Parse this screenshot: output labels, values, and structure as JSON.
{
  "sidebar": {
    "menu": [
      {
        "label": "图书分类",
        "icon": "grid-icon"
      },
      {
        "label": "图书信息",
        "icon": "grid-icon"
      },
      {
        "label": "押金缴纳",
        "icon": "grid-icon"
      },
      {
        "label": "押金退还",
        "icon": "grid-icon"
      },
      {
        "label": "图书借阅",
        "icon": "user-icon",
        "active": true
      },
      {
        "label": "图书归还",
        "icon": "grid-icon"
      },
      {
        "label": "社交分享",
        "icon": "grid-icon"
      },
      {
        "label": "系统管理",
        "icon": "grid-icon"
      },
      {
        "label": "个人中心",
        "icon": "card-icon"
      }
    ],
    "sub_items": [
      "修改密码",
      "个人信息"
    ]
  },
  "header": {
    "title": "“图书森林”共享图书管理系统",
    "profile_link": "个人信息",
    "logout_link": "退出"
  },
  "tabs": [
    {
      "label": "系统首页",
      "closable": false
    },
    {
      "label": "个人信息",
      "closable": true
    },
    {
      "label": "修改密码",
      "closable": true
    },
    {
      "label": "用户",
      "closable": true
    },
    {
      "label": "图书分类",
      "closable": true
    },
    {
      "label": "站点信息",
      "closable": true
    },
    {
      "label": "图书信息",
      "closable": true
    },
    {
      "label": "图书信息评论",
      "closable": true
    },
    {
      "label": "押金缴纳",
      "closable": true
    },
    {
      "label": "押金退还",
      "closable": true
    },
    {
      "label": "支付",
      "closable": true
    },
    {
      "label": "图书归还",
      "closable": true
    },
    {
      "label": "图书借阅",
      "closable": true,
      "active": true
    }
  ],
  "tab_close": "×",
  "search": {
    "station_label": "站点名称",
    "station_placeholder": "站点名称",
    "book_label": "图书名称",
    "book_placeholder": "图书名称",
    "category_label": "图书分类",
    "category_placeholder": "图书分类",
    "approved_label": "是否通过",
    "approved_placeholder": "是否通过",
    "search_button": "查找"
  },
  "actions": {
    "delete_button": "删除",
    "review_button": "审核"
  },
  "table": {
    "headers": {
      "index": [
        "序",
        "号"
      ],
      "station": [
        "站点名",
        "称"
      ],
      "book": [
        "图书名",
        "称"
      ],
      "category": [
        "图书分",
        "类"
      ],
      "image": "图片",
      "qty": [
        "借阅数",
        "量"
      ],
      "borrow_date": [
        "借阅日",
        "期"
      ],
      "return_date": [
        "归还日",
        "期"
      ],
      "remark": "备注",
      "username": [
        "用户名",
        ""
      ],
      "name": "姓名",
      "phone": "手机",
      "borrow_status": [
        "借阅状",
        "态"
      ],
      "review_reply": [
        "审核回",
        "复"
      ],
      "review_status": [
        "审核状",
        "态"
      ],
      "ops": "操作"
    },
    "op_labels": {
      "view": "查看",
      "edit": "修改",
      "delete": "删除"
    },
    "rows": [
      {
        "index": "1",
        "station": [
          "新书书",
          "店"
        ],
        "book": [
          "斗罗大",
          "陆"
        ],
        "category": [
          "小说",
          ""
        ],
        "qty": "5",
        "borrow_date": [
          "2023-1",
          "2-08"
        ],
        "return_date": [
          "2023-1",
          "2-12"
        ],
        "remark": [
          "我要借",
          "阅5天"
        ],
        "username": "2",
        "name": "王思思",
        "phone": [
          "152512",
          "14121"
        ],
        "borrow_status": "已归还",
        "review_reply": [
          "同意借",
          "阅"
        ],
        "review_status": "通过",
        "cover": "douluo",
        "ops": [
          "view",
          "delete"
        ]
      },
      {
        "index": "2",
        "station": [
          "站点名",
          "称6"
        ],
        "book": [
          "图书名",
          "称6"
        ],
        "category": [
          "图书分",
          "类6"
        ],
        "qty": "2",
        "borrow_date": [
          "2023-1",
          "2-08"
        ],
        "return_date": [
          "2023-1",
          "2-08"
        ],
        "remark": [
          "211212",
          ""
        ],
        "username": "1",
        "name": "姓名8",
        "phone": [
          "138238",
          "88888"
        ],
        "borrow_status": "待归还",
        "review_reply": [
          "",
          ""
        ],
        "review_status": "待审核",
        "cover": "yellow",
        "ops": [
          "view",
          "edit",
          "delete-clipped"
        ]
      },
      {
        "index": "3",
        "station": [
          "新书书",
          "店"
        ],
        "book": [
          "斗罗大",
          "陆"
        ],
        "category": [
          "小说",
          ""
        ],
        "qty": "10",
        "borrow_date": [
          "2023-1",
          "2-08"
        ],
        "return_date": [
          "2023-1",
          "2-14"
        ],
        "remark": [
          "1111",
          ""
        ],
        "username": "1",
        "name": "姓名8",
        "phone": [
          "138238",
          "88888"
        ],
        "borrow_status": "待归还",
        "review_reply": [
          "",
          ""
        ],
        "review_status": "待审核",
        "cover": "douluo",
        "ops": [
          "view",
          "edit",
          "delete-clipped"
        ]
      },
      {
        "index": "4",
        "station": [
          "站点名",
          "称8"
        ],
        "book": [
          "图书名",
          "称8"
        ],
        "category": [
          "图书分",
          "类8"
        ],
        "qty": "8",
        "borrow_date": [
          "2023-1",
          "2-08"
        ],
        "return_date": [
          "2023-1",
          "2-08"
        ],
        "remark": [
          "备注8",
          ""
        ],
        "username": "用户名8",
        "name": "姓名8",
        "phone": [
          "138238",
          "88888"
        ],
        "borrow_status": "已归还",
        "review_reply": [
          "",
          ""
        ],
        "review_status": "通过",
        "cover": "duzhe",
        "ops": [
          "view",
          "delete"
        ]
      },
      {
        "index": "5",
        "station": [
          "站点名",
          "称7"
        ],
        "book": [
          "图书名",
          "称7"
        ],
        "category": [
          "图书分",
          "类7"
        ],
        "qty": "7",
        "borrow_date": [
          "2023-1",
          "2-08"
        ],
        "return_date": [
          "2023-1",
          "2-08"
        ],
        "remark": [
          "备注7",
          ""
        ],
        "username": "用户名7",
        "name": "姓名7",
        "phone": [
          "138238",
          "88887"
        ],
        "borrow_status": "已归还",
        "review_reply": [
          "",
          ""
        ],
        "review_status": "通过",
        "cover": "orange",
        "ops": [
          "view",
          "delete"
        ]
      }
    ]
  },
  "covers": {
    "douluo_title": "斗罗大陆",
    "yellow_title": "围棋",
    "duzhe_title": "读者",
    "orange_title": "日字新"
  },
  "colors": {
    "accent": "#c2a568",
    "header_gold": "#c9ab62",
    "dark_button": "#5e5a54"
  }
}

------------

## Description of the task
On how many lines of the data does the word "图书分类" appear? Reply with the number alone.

## Response box
4